= Beginning of Section =
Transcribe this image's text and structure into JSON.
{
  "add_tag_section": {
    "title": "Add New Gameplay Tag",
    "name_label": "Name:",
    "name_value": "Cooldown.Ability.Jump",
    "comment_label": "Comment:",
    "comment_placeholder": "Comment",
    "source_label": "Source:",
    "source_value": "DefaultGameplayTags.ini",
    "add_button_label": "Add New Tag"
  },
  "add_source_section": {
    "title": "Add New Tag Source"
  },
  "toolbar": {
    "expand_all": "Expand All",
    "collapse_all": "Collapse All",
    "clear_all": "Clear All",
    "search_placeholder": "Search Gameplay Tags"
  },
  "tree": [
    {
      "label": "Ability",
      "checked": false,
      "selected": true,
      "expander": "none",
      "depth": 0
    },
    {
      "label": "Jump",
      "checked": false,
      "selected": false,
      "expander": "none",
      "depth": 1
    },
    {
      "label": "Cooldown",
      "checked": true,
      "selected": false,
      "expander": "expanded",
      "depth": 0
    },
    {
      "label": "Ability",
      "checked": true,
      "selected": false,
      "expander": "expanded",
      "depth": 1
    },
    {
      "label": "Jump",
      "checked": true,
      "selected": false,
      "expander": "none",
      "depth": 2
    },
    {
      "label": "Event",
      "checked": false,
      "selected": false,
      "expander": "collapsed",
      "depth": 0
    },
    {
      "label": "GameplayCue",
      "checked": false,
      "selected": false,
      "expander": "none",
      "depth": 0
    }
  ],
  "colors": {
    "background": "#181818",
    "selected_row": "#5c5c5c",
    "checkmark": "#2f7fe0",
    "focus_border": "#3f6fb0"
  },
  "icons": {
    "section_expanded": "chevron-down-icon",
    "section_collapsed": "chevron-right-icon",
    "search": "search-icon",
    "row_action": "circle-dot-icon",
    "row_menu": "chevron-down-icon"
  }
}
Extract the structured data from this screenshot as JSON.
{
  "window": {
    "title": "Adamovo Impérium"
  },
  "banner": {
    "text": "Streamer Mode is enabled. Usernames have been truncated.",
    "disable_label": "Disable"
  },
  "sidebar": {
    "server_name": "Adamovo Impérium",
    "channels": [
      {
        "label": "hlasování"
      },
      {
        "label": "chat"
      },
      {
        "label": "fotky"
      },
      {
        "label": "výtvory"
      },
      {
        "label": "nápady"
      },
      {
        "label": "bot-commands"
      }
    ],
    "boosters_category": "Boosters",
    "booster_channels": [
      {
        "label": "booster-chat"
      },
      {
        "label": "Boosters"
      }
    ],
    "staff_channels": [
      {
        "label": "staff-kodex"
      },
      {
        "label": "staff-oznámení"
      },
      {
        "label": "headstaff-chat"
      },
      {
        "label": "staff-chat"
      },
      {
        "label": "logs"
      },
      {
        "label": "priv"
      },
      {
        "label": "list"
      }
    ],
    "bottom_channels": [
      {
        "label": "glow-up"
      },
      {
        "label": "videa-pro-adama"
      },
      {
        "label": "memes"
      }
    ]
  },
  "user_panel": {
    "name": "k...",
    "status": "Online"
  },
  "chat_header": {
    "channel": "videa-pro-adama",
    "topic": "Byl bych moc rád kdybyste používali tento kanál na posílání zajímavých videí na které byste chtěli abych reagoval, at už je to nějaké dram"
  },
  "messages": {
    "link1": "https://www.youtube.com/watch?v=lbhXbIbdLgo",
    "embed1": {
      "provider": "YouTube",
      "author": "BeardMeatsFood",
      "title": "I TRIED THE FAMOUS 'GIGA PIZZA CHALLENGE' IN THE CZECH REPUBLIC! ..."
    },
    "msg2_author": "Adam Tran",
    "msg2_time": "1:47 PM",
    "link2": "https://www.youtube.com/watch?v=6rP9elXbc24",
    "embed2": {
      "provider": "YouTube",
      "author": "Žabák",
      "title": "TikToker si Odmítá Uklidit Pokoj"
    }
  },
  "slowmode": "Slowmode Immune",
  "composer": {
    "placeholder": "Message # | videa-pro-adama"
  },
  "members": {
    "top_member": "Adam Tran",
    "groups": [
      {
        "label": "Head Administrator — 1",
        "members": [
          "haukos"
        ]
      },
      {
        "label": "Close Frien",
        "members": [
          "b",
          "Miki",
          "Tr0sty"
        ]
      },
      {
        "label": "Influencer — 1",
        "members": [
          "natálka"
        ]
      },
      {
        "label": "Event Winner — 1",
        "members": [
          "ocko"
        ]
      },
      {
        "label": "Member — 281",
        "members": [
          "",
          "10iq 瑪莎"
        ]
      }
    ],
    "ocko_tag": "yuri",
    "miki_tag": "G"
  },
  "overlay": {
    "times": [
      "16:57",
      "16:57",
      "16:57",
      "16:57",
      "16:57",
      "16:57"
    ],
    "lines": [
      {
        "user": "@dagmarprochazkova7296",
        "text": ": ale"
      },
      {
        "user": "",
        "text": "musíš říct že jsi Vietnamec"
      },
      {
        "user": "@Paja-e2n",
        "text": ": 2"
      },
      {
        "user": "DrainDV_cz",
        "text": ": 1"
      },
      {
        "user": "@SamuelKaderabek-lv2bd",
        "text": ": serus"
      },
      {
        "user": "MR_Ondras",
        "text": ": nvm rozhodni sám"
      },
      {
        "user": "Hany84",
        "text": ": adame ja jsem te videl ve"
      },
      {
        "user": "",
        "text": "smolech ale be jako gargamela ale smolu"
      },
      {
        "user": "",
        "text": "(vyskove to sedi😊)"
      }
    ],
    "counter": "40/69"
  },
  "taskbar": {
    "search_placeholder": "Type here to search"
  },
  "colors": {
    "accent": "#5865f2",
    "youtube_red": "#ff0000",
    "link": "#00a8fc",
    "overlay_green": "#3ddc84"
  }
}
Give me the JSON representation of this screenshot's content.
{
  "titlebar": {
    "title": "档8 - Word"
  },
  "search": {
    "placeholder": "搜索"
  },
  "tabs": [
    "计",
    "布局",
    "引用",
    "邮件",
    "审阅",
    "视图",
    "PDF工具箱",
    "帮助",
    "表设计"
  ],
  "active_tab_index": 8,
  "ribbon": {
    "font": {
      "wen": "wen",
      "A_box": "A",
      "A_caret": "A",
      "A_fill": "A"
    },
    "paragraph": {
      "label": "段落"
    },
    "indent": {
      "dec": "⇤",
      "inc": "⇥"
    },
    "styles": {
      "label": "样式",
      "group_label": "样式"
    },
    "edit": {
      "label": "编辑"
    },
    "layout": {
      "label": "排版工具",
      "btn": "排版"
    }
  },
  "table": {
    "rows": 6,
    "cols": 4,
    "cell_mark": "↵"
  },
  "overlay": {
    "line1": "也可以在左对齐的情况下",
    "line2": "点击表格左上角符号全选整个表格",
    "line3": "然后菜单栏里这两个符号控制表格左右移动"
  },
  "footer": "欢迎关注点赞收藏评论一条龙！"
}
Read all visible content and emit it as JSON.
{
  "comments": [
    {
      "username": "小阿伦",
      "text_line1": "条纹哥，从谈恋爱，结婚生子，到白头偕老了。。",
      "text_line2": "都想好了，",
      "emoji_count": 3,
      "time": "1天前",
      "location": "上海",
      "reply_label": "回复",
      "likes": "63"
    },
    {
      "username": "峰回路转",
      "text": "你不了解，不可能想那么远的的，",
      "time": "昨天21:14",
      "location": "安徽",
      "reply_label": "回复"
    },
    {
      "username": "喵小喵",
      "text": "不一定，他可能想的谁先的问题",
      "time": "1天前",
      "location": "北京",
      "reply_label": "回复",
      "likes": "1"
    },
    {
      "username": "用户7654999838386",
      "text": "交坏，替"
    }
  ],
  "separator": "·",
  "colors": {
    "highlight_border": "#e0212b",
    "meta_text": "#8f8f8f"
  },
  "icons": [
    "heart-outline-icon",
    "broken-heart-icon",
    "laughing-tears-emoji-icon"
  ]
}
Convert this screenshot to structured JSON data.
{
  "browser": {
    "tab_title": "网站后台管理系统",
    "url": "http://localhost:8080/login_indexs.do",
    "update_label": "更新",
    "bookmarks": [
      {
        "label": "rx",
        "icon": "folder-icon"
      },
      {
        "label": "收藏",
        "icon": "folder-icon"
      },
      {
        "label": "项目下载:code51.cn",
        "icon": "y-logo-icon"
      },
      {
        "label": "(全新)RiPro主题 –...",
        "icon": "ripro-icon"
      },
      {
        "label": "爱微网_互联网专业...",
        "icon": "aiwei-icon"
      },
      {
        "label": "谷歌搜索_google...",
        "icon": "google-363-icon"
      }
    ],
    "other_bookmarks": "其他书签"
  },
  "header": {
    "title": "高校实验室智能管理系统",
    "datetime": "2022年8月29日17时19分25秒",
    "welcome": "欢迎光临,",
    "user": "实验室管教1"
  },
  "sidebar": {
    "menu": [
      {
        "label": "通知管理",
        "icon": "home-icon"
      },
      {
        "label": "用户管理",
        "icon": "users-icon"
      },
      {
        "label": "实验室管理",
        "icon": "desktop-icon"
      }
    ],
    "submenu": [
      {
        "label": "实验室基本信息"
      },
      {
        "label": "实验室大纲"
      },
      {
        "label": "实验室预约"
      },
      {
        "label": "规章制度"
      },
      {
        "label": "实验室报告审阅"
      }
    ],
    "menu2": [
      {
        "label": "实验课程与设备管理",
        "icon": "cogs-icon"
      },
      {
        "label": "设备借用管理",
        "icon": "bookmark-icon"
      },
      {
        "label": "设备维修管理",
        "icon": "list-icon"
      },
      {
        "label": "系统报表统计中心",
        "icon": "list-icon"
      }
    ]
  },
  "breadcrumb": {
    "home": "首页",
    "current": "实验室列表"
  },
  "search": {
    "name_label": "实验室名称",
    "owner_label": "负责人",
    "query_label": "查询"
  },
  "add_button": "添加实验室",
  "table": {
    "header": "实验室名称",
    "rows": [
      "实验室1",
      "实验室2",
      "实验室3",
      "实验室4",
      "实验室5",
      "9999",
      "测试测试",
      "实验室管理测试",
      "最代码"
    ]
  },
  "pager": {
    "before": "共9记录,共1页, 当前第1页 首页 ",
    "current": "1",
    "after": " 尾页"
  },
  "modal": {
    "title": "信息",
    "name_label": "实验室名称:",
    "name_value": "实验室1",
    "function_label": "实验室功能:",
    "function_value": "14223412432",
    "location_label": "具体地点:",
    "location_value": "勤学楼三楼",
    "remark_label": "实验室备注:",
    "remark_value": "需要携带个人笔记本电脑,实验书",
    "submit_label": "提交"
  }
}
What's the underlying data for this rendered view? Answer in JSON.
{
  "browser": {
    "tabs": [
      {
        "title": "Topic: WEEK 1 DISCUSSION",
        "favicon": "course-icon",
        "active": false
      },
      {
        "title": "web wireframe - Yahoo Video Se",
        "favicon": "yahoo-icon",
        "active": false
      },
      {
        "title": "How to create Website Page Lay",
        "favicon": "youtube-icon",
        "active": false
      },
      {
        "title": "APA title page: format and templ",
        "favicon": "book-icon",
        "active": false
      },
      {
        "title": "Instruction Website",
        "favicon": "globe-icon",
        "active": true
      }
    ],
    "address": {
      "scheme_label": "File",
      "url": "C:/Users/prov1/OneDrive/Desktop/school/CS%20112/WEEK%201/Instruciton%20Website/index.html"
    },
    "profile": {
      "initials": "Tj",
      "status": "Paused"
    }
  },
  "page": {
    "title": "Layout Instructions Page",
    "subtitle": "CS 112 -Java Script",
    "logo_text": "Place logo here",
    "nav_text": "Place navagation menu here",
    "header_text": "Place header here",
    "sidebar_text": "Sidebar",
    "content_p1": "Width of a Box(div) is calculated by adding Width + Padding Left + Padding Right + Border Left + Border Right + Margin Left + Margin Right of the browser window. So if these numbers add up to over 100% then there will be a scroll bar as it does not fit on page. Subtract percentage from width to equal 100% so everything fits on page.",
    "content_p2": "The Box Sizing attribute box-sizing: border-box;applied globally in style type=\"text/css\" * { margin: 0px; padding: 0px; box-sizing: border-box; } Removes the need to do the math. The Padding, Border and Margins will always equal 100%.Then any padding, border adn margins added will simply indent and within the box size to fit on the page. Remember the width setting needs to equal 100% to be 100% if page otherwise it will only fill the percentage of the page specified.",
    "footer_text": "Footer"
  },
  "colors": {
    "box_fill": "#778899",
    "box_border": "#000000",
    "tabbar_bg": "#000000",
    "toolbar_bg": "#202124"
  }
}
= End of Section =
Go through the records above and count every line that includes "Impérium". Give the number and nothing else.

2